## [Task details]
This task calls for copying each line below that contains "children".

Dataset records: Begin

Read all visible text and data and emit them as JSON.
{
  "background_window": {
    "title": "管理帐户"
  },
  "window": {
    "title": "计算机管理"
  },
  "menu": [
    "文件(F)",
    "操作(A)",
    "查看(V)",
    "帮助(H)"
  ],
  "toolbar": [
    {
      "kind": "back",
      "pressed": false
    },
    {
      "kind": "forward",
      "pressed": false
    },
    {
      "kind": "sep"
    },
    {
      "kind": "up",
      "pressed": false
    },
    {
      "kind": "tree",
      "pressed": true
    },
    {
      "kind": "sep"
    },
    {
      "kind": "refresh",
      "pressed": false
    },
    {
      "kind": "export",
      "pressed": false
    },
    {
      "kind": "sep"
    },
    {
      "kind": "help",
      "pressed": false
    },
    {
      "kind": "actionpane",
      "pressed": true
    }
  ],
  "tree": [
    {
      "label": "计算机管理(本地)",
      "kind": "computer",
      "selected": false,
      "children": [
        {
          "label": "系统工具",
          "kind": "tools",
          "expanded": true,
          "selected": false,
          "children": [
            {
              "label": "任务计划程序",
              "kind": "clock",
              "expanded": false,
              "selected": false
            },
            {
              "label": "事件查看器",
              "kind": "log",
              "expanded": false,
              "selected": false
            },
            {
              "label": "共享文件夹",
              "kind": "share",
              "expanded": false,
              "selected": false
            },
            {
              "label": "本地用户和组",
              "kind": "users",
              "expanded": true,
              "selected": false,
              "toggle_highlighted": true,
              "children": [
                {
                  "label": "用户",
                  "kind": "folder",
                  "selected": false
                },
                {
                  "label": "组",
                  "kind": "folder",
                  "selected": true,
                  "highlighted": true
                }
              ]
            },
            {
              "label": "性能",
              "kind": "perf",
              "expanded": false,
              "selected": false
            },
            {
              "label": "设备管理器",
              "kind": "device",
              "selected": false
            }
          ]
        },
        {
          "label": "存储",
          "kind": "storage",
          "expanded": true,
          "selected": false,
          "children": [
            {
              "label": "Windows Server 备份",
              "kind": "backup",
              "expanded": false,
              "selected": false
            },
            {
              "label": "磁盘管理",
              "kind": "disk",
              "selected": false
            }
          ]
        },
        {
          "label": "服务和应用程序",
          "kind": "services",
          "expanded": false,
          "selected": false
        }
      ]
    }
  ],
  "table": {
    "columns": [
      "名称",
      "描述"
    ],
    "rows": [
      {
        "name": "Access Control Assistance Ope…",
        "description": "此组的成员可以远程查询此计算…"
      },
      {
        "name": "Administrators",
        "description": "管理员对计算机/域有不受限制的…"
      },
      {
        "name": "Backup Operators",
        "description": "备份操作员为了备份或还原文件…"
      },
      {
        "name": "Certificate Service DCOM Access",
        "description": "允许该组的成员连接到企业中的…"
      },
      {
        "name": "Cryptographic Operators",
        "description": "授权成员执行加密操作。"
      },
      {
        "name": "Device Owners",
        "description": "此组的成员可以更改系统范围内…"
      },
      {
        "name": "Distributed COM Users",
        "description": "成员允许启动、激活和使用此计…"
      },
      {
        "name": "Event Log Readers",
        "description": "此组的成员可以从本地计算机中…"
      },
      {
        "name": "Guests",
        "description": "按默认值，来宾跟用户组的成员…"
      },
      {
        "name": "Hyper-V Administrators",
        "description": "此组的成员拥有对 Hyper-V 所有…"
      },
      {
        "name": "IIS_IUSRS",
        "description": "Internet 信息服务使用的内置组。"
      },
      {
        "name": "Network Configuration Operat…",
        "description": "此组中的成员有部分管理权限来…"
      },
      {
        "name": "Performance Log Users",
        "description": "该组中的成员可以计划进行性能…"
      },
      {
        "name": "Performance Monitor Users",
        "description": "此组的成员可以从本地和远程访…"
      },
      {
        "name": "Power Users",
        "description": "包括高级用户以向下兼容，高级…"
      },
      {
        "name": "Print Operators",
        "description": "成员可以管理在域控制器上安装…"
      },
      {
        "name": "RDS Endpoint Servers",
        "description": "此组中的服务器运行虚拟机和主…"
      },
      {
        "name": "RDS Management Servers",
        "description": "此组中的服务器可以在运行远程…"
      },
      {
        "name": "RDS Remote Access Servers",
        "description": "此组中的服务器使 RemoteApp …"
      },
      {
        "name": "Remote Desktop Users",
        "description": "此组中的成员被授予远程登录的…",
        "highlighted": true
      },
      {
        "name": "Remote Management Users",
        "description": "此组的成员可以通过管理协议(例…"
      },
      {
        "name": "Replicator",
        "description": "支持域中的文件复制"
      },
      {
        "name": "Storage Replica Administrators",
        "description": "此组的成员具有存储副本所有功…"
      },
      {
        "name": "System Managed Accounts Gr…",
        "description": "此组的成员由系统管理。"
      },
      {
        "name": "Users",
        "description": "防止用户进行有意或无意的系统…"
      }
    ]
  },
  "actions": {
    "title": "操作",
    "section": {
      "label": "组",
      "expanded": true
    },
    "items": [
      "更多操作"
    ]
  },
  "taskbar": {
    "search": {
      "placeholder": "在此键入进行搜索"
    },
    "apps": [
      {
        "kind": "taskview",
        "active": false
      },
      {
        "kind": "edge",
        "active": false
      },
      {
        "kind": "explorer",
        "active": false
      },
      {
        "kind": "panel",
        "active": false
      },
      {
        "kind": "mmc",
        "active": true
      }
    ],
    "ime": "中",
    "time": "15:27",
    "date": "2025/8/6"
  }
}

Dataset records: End

## [Solution]
      "children": [
          "children": [
              "children": [
          "children": [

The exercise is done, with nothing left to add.